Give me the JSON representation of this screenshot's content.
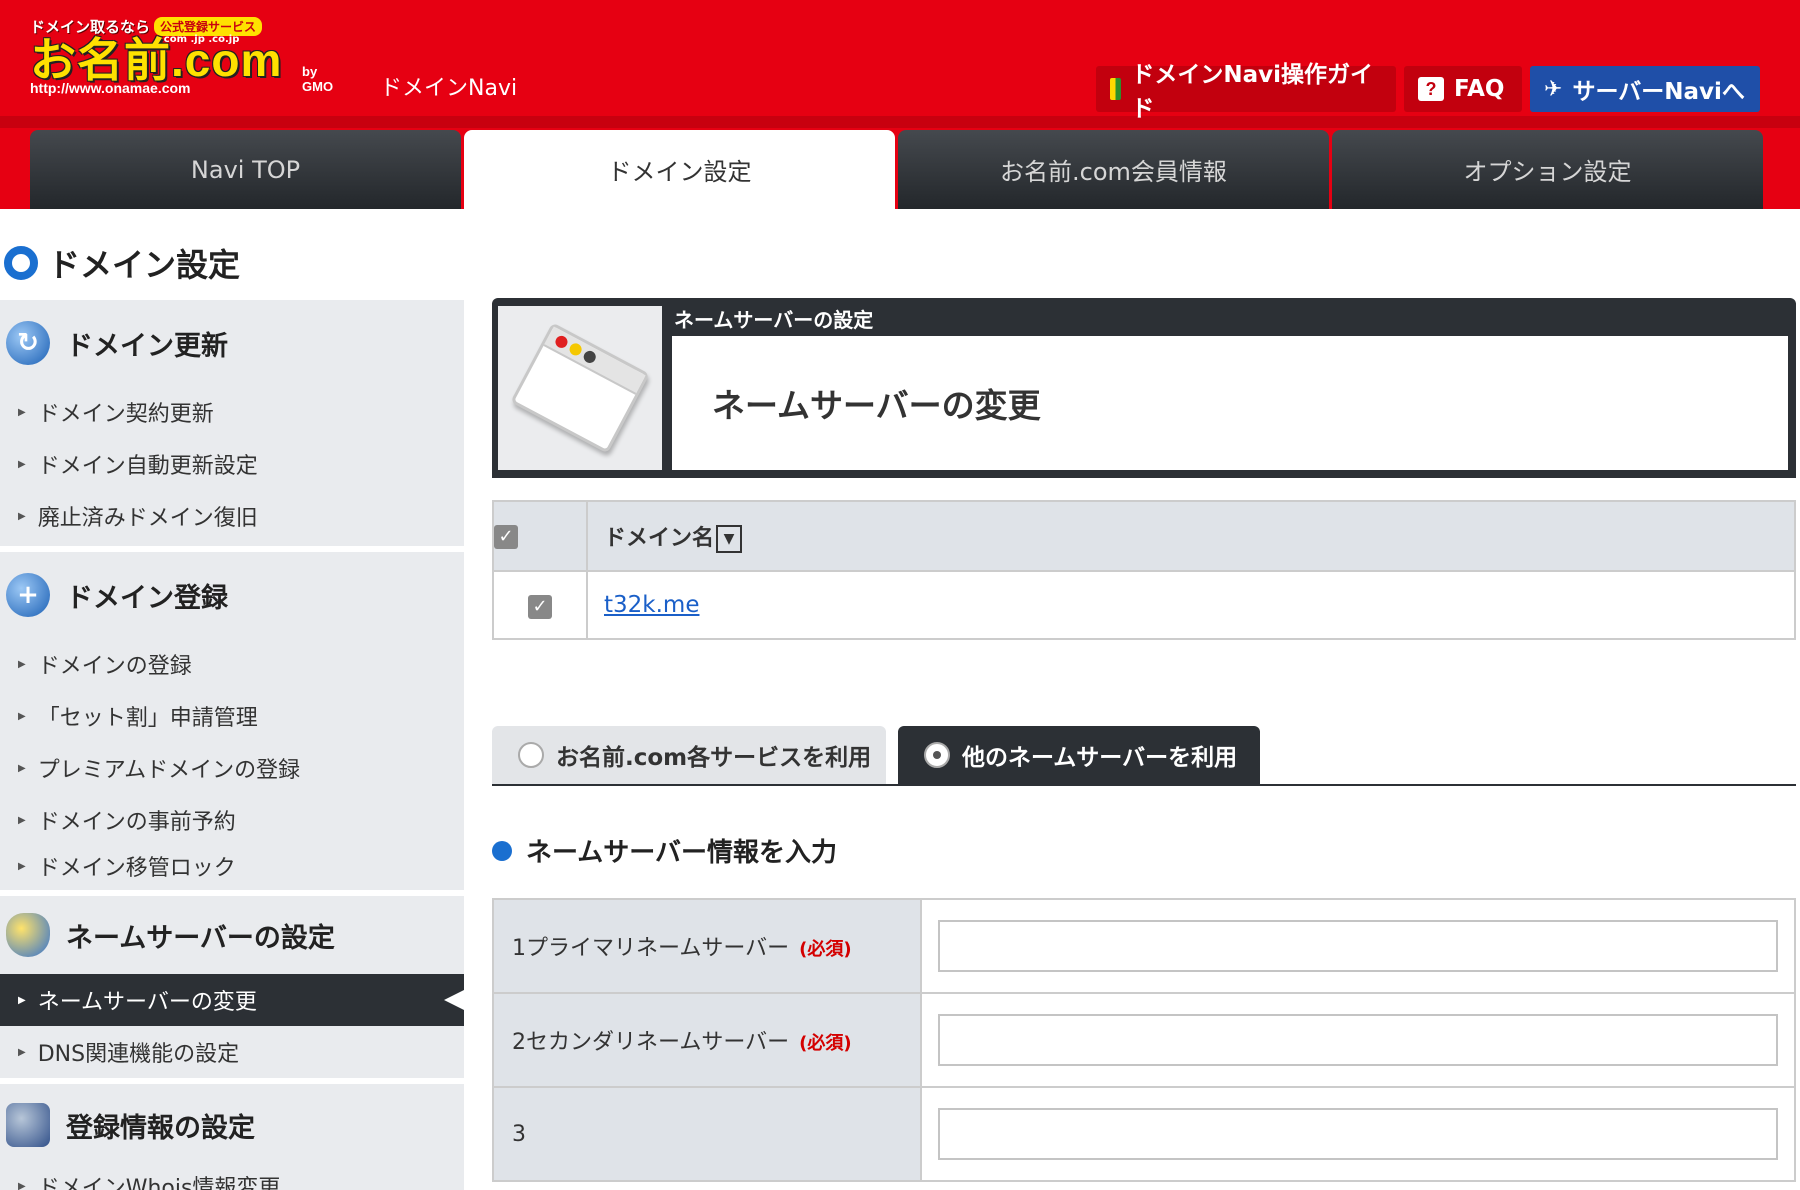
{
  "header": {
    "logo_tagline": "ドメイン取るなら",
    "logo_badge": "公式登録サービス",
    "logo_text": "お名前.com",
    "logo_tlds": ".com .jp .co.jp",
    "logo_url": "http://www.onamae.com",
    "logo_by": "by GMO",
    "app_name": "ドメインNavi",
    "buttons": {
      "guide": "ドメインNavi操作ガイド",
      "faq": "FAQ",
      "server": "サーバーNaviへ"
    },
    "tabs": [
      "Navi TOP",
      "ドメイン設定",
      "お名前.com会員情報",
      "オプション設定"
    ],
    "active_tab": "ドメイン設定",
    "colors": {
      "brand_red": "#e60012",
      "server_blue": "#1f4fa8"
    }
  },
  "page_title": "ドメイン設定",
  "sidebar": {
    "sections": [
      {
        "title": "ドメイン更新",
        "icon": "renew-icon",
        "items": [
          "ドメイン契約更新",
          "ドメイン自動更新設定",
          "廃止済みドメイン復旧"
        ]
      },
      {
        "title": "ドメイン登録",
        "icon": "plus-icon",
        "items": [
          "ドメインの登録",
          "「セット割」申請管理",
          "プレミアムドメインの登録",
          "ドメインの事前予約",
          "ドメイン移管ロック"
        ]
      },
      {
        "title": "ネームサーバーの設定",
        "icon": "nameserver-icon",
        "items": [
          "ネームサーバーの変更",
          "DNS関連機能の設定"
        ],
        "active_item": "ネームサーバーの変更"
      },
      {
        "title": "登録情報の設定",
        "icon": "registration-icon",
        "items": [
          "ドメインWhois情報変更"
        ]
      }
    ]
  },
  "main": {
    "panel_label": "ネームサーバーの設定",
    "panel_title": "ネームサーバーの変更",
    "domain_table": {
      "header": "ドメイン名",
      "sort_symbol": "▼",
      "rows": [
        {
          "checked": true,
          "domain": "t32k.me"
        }
      ]
    },
    "options": {
      "inactive": "お名前.com各サービスを利用",
      "active": "他のネームサーバーを利用"
    },
    "section_heading": "ネームサーバー情報を入力",
    "ns_fields": [
      {
        "label": "1プライマリネームサーバー",
        "required": "(必須)",
        "value": ""
      },
      {
        "label": "2セカンダリネームサーバー",
        "required": "(必須)",
        "value": ""
      },
      {
        "label": "3",
        "required": "",
        "value": ""
      }
    ]
  }
}
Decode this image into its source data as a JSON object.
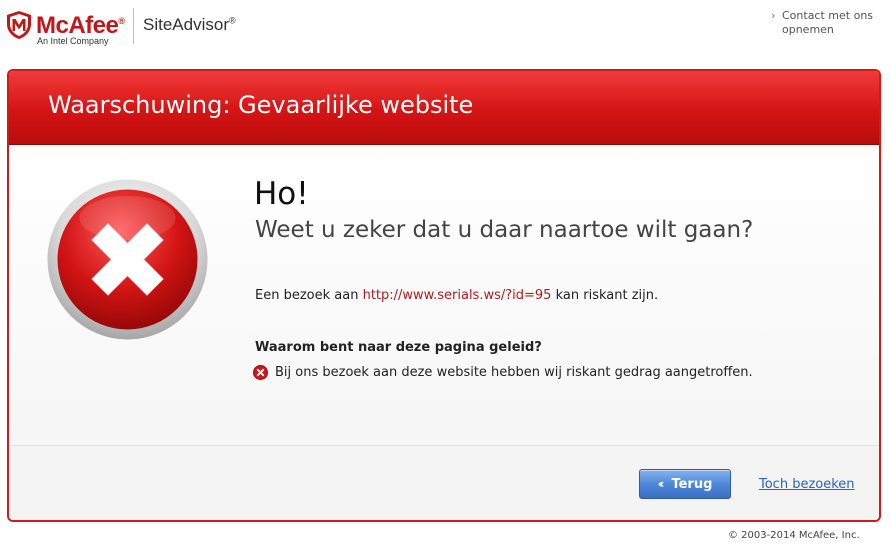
{
  "header": {
    "logo_word": "McAfee",
    "logo_registered": "®",
    "logo_tagline": "An Intel Company",
    "product_name": "SiteAdvisor",
    "product_registered": "®",
    "contact_link": "Contact met ons opnemen"
  },
  "panel": {
    "title": "Waarschuwing: Gevaarlijke website",
    "hello": "Ho!",
    "question": "Weet u zeker dat u daar naartoe wilt gaan?",
    "visit_prefix": "Een bezoek aan",
    "visit_url": "http://www.serials.ws/?id=95",
    "visit_suffix": "kan riskant zijn.",
    "reason_heading": "Waarom bent naar deze pagina geleid?",
    "reasons": [
      "Bij ons bezoek aan deze website hebben wij riskant gedrag aangetroffen."
    ]
  },
  "footer": {
    "back_button": "Terug",
    "visit_anyway": "Toch bezoeken",
    "copyright": "© 2003-2014 McAfee, Inc."
  },
  "colors": {
    "brand_red": "#c01818",
    "header_red": "#d41414",
    "link_red": "#b01c1c",
    "button_blue": "#4f88d8",
    "link_blue": "#2a66b5"
  },
  "icons": {
    "logo": "mcafee-shield-icon",
    "warning": "red-x-circle-icon",
    "reason": "small-red-x-icon",
    "back": "chevron-left-icon",
    "contact": "chevron-right-icon"
  }
}
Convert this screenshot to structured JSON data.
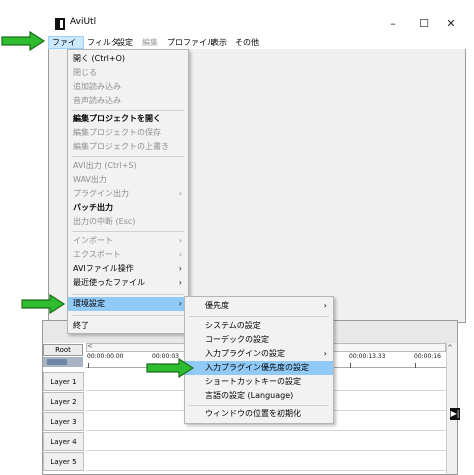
{
  "window": {
    "title": "AviUtl",
    "controls": {
      "minimize": "–",
      "maximize": "☐",
      "close": "✕"
    }
  },
  "menubar": {
    "items": [
      {
        "label": "ファイル",
        "enabled": true
      },
      {
        "label": "フィルタ",
        "enabled": true
      },
      {
        "label": "設定",
        "enabled": true
      },
      {
        "label": "編集",
        "enabled": false
      },
      {
        "label": "プロファイル",
        "enabled": true
      },
      {
        "label": "表示",
        "enabled": true
      },
      {
        "label": "その他",
        "enabled": true
      }
    ]
  },
  "file_menu": {
    "items": [
      {
        "label": "開く (Ctrl+O)",
        "enabled": true,
        "bold": false
      },
      {
        "label": "閉じる",
        "enabled": false
      },
      {
        "label": "追加読み込み",
        "enabled": false
      },
      {
        "label": "音声読み込み",
        "enabled": false
      },
      {
        "label": "編集プロジェクトを開く",
        "enabled": true,
        "bold": true
      },
      {
        "label": "編集プロジェクトの保存",
        "enabled": false
      },
      {
        "label": "編集プロジェクトの上書き",
        "enabled": false
      },
      {
        "label": "AVI出力 (Ctrl+S)",
        "enabled": false
      },
      {
        "label": "WAV出力",
        "enabled": false
      },
      {
        "label": "プラグイン出力",
        "enabled": false,
        "submenu": true
      },
      {
        "label": "バッチ出力",
        "enabled": true,
        "bold": true
      },
      {
        "label": "出力の中断 (Esc)",
        "enabled": false
      },
      {
        "label": "インポート",
        "enabled": false,
        "submenu": true
      },
      {
        "label": "エクスポート",
        "enabled": false,
        "submenu": true
      },
      {
        "label": "AVIファイル操作",
        "enabled": true,
        "submenu": true
      },
      {
        "label": "最近使ったファイル",
        "enabled": true,
        "submenu": true
      },
      {
        "label": "環境設定",
        "enabled": true,
        "submenu": true,
        "highlighted": true
      },
      {
        "label": "終了",
        "enabled": true
      }
    ],
    "submenu_arrow": "›"
  },
  "env_submenu": {
    "items": [
      {
        "label": "優先度",
        "submenu": true
      },
      {
        "label": "システムの設定"
      },
      {
        "label": "コーデックの設定"
      },
      {
        "label": "入力プラグインの設定",
        "submenu": true
      },
      {
        "label": "入力プラグイン優先度の設定",
        "highlighted": true
      },
      {
        "label": "ショートカットキーの設定"
      },
      {
        "label": "言語の設定 (Language)"
      },
      {
        "label": "ウィンドウの位置を初期化"
      }
    ]
  },
  "timeline": {
    "root_label": "Root",
    "ruler_ticks": [
      "00:00:00.00",
      "00:00:03",
      "00:00:13.33",
      "00:00:16"
    ],
    "layers": [
      "Layer 1",
      "Layer 2",
      "Layer 3",
      "Layer 4",
      "Layer 5"
    ],
    "scroll_arrow_left": "<",
    "scroll_arrow_up": "^",
    "end_button": "▶|"
  },
  "annotations": {
    "arrow_color": "#2fbd2f",
    "arrow_outline": "#1a6e1a",
    "targets": [
      "menu-file",
      "env-settings-item",
      "input-plugin-priority-item"
    ]
  }
}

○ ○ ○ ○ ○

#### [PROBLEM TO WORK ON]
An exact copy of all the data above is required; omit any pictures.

#### [SOLVED EXERCISE]
Give me the JSON representation of this screenshot's content.
{
  "header": {
    "logo_tagline": "ドメイン取るなら",
    "logo_badge": "公式登録サービス",
    "logo_text": "お名前.com",
    "logo_tlds": ".com .jp .co.jp",
    "logo_url": "http://www.onamae.com",
    "logo_by": "by GMO",
    "app_name": "ドメインNavi",
    "buttons": {
      "guide": "ドメインNavi操作ガイド",
      "faq": "FAQ",
      "server": "サーバーNaviへ"
    },
    "tabs": [
      "Navi TOP",
      "ドメイン設定",
      "お名前.com会員情報",
      "オプション設定"
    ],
    "active_tab": "ドメイン設定",
    "colors": {
      "brand_red": "#e60012",
      "server_blue": "#1f4fa8"
    }
  },
  "page_title": "ドメイン設定",
  "sidebar": {
    "sections": [
      {
        "title": "ドメイン更新",
        "icon": "renew-icon",
        "items": [
          "ドメイン契約更新",
          "ドメイン自動更新設定",
          "廃止済みドメイン復旧"
        ]
      },
      {
        "title": "ドメイン登録",
        "icon": "plus-icon",
        "items": [
          "ドメインの登録",
          "「セット割」申請管理",
          "プレミアムドメインの登録",
          "ドメインの事前予約",
          "ドメイン移管ロック"
        ]
      },
      {
        "title": "ネームサーバーの設定",
        "icon": "nameserver-icon",
        "items": [
          "ネームサーバーの変更",
          "DNS関連機能の設定"
        ],
        "active_item": "ネームサーバーの変更"
      },
      {
        "title": "登録情報の設定",
        "icon": "registration-icon",
        "items": [
          "ドメインWhois情報変更"
        ]
      }
    ]
  },
  "main": {
    "panel_label": "ネームサーバーの設定",
    "panel_title": "ネームサーバーの変更",
    "domain_table": {
      "header": "ドメイン名",
      "sort_symbol": "▼",
      "rows": [
        {
          "checked": true,
          "domain": "t32k.me"
        }
      ]
    },
    "options": {
      "inactive": "お名前.com各サービスを利用",
      "active": "他のネームサーバーを利用"
    },
    "section_heading": "ネームサーバー情報を入力",
    "ns_fields": [
      {
        "label": "1プライマリネームサーバー",
        "required": "(必須)",
        "value": ""
      },
      {
        "label": "2セカンダリネームサーバー",
        "required": "(必須)",
        "value": ""
      },
      {
        "label": "3",
        "required": "",
        "value": ""
      }
    ]
  }
}
Decode this image into its source data as a JSON object.
{
  "header": {
    "logo_word": "McAfee",
    "logo_registered": "®",
    "logo_tagline": "An Intel Company",
    "product_name": "SiteAdvisor",
    "product_registered": "®",
    "contact_link": "Contact met ons opnemen"
  },
  "panel": {
    "title": "Waarschuwing: Gevaarlijke website",
    "hello": "Ho!",
    "question": "Weet u zeker dat u daar naartoe wilt gaan?",
    "visit_prefix": "Een bezoek aan",
    "visit_url": "http://www.serials.ws/?id=95",
    "visit_suffix": "kan riskant zijn.",
    "reason_heading": "Waarom bent naar deze pagina geleid?",
    "reasons": [
      "Bij ons bezoek aan deze website hebben wij riskant gedrag aangetroffen."
    ]
  },
  "footer": {
    "back_button": "Terug",
    "visit_anyway": "Toch bezoeken",
    "copyright": "© 2003-2014 McAfee, Inc."
  },
  "colors": {
    "brand_red": "#c01818",
    "header_red": "#d41414",
    "link_red": "#b01c1c",
    "button_blue": "#4f88d8",
    "link_blue": "#2a66b5"
  },
  "icons": {
    "logo": "mcafee-shield-icon",
    "warning": "red-x-circle-icon",
    "reason": "small-red-x-icon",
    "back": "chevron-left-icon",
    "contact": "chevron-right-icon"
  }
}
Convert this screenshot to structured JSON data.
{
  "window": {
    "title": "AviUtl",
    "controls": {
      "minimize": "–",
      "maximize": "☐",
      "close": "✕"
    }
  },
  "menubar": {
    "items": [
      {
        "label": "ファイル",
        "enabled": true
      },
      {
        "label": "フィルタ",
        "enabled": true
      },
      {
        "label": "設定",
        "enabled": true
      },
      {
        "label": "編集",
        "enabled": false
      },
      {
        "label": "プロファイル",
        "enabled": true
      },
      {
        "label": "表示",
        "enabled": true
      },
      {
        "label": "その他",
        "enabled": true
      }
    ]
  },
  "file_menu": {
    "items": [
      {
        "label": "開く (Ctrl+O)",
        "enabled": true,
        "bold": false
      },
      {
        "label": "閉じる",
        "enabled": false
      },
      {
        "label": "追加読み込み",
        "enabled": false
      },
      {
        "label": "音声読み込み",
        "enabled": false
      },
      {
        "label": "編集プロジェクトを開く",
        "enabled": true,
        "bold": true
      },
      {
        "label": "編集プロジェクトの保存",
        "enabled": false
      },
      {
        "label": "編集プロジェクトの上書き",
        "enabled": false
      },
      {
        "label": "AVI出力 (Ctrl+S)",
        "enabled": false
      },
      {
        "label": "WAV出力",
        "enabled": false
      },
      {
        "label": "プラグイン出力",
        "enabled": false,
        "submenu": true
      },
      {
        "label": "バッチ出力",
        "enabled": true,
        "bold": true
      },
      {
        "label": "出力の中断 (Esc)",
        "enabled": false
      },
      {
        "label": "インポート",
        "enabled": false,
        "submenu": true
      },
      {
        "label": "エクスポート",
        "enabled": false,
        "submenu": true
      },
      {
        "label": "AVIファイル操作",
        "enabled": true,
        "submenu": true
      },
      {
        "label": "最近使ったファイル",
        "enabled": true,
        "submenu": true
      },
      {
        "label": "環境設定",
        "enabled": true,
        "submenu": true,
        "highlighted": true
      },
      {
        "label": "終了",
        "enabled": true
      }
    ],
    "submenu_arrow": "›"
  },
  "env_submenu": {
    "items": [
      {
        "label": "優先度",
        "submenu": true
      },
      {
        "label": "システムの設定"
      },
      {
        "label": "コーデックの設定"
      },
      {
        "label": "入力プラグインの設定",
        "submenu": true
      },
      {
        "label": "入力プラグイン優先度の設定",
        "highlighted": true
      },
      {
        "label": "ショートカットキーの設定"
      },
      {
        "label": "言語の設定 (Language)"
      },
      {
        "label": "ウィンドウの位置を初期化"
      }
    ]
  },
  "timeline": {
    "root_label": "Root",
    "ruler_ticks": [
      "00:00:00.00",
      "00:00:03",
      "00:00:13.33",
      "00:00:16"
    ],
    "layers": [
      "Layer 1",
      "Layer 2",
      "Layer 3",
      "Layer 4",
      "Layer 5"
    ],
    "scroll_arrow_left": "<",
    "scroll_arrow_up": "^",
    "end_button": "▶|"
  },
  "annotations": {
    "arrow_color": "#2fbd2f",
    "arrow_outline": "#1a6e1a",
    "targets": [
      "menu-file",
      "env-settings-item",
      "input-plugin-priority-item"
    ]
  }
}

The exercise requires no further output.